Given these warning signs, John Kerry has been testing a more aggressive approach. The latest tactic: turning gun control into a homeland security issue. “In the Al Qaeda manual on terror, they were telling people to go out and buy assault weapons, to come to America and buy assault weapons,” Kerry said earlier this week. Some gun-controllers are pinning their hopes on this new approach. Richard Aborn, the former president of the Brady Center to Stop Gun Violence and now president of a group called Stop the NRA, points to a recent survey by Democratic pollster Doug Schoen that shows how Bush’s lead over Kerry on terrorism issues drops by as much as ten points in Florida, Ohio, and Pennsylvania after the connection is explained to voters. Aborn says the assault-weapons ban might have been saved if only gun-controllers had “demonstrate[d] to the nation the linkage between assault weapons and terrorism.”
That sounds a little too good to be true. Which may be why Kerry has seized the issue to attack Bush in other ways as well—on character and populist grounds. Whereas many Democratic candidates in conservative areas want to downplay their differences with Bush, Kerry is looking for contrasts:”George Bush gave police officers his word that he would keep the ban. But, when it came time to extend it, Bush’s powerful friends in the gun lobby asked him to look the other way. He just couldn’t resist, and he said sure. “It’s an opportunity not just to turn George Bush’s broken promise into a character issue,” says Kerry spokesman David Wade, “but to make it clear Bush isn’t honest with the American people, [and] to run to the president’s right” on a security-related issue.
Unfortunately, it may be that no magic talking points can counteract the NRA’s awesome firepower. And, despite occasional symbolic efforts like the Million Mom March in 2000, Democrats simply have no organizational equivalent. “We in the gun-control community have not matched the grassroots organizing at the local level of the NRA,” says Aborn. Once again, the gun-rights crowd seems to enjoy a monopoly on intensity.

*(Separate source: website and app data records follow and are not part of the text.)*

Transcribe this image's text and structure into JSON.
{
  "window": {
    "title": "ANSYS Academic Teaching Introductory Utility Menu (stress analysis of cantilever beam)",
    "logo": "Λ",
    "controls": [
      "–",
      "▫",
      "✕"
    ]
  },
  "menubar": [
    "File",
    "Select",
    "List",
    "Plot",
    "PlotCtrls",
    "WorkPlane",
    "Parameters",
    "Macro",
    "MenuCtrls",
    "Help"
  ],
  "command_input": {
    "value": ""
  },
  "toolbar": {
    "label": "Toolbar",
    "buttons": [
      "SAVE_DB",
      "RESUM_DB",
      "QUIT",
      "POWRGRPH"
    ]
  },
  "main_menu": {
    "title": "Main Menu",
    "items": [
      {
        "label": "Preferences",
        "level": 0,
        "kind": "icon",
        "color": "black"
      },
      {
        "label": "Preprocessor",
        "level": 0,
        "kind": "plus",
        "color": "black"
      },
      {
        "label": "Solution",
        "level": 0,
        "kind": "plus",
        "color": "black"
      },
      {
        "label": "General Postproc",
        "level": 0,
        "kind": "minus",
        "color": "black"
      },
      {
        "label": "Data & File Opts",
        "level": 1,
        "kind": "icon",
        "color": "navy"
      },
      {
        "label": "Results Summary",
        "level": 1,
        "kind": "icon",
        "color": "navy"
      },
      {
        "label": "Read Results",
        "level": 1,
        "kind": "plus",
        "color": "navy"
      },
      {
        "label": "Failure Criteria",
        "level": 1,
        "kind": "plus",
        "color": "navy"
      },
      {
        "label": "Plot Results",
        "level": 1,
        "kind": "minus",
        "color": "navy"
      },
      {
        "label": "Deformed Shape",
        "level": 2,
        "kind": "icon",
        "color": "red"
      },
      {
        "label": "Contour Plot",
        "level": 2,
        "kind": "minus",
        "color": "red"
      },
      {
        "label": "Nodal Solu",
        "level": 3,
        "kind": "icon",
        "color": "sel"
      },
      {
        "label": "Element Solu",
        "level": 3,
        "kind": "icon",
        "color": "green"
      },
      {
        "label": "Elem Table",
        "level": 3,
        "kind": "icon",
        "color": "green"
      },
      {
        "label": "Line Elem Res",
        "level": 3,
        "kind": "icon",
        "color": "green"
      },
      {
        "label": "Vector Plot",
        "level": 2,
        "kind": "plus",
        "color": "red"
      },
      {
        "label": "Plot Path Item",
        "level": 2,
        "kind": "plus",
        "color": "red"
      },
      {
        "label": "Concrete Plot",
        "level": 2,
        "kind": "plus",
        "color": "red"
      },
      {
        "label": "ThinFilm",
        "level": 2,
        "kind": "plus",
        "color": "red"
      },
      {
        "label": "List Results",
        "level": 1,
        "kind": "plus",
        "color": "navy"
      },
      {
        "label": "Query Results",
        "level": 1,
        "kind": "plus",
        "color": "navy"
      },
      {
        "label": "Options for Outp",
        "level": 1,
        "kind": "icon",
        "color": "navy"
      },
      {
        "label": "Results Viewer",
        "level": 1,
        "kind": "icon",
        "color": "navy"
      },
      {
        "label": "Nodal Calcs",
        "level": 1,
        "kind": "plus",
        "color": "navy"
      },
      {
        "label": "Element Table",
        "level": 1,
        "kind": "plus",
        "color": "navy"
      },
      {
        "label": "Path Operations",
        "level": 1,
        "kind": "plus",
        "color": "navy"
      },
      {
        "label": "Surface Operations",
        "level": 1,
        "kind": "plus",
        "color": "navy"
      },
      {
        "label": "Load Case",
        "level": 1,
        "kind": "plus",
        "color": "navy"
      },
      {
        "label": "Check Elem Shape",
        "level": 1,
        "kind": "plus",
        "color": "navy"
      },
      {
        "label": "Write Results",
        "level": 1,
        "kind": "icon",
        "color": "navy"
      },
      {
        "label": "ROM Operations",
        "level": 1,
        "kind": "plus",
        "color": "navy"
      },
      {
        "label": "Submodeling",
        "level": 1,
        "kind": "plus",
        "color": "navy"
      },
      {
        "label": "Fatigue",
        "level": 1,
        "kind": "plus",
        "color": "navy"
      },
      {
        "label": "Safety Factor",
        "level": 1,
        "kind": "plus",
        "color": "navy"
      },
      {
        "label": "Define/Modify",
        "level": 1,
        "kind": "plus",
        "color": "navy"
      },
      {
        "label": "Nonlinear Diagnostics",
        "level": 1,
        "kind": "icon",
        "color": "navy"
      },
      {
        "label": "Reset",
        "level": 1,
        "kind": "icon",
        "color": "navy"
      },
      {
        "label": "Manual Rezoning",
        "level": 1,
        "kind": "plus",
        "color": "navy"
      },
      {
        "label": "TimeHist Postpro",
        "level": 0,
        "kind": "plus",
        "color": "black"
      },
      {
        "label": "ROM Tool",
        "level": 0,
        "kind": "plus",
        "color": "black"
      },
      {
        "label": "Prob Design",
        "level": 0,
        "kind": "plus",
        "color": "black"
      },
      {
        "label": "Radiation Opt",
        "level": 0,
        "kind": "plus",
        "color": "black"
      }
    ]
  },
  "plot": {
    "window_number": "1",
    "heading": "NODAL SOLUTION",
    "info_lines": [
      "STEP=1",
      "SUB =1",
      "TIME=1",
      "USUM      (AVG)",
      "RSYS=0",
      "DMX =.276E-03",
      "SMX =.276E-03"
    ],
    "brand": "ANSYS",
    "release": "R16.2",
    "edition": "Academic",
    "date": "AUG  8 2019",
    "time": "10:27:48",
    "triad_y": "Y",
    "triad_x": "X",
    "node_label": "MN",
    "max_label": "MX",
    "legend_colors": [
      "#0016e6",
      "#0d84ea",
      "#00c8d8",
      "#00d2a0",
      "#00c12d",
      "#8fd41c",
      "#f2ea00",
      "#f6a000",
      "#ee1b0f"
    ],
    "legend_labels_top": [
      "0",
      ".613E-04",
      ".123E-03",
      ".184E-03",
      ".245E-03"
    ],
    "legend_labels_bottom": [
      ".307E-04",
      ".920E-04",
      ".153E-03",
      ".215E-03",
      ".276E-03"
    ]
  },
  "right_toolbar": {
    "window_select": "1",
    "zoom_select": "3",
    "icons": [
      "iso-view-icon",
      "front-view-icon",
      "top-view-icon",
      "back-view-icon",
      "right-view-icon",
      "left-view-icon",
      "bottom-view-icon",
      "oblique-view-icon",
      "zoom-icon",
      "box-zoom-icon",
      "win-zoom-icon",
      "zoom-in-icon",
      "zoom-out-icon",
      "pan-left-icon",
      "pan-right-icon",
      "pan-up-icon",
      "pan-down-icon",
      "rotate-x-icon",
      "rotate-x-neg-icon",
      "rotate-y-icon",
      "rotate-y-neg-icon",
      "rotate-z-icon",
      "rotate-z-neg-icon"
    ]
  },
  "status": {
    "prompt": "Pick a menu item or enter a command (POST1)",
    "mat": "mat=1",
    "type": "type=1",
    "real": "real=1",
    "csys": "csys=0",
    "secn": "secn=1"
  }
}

Which brings to mind another rueful quote from Bill Clinton’s memoir. “After the  election,” Clinton writes, “I had to face the fact that the law-enforcement groups and other supporters of responsible gun legislation, though they represented the majority of Americans, simply could not protect their friends in Congress from the NRA. The gun lobby outspent, out-organized, outfought, and out-demagogued them.” Ten years later, nothing has changed. And Democrats still aren’t sure what to do about it.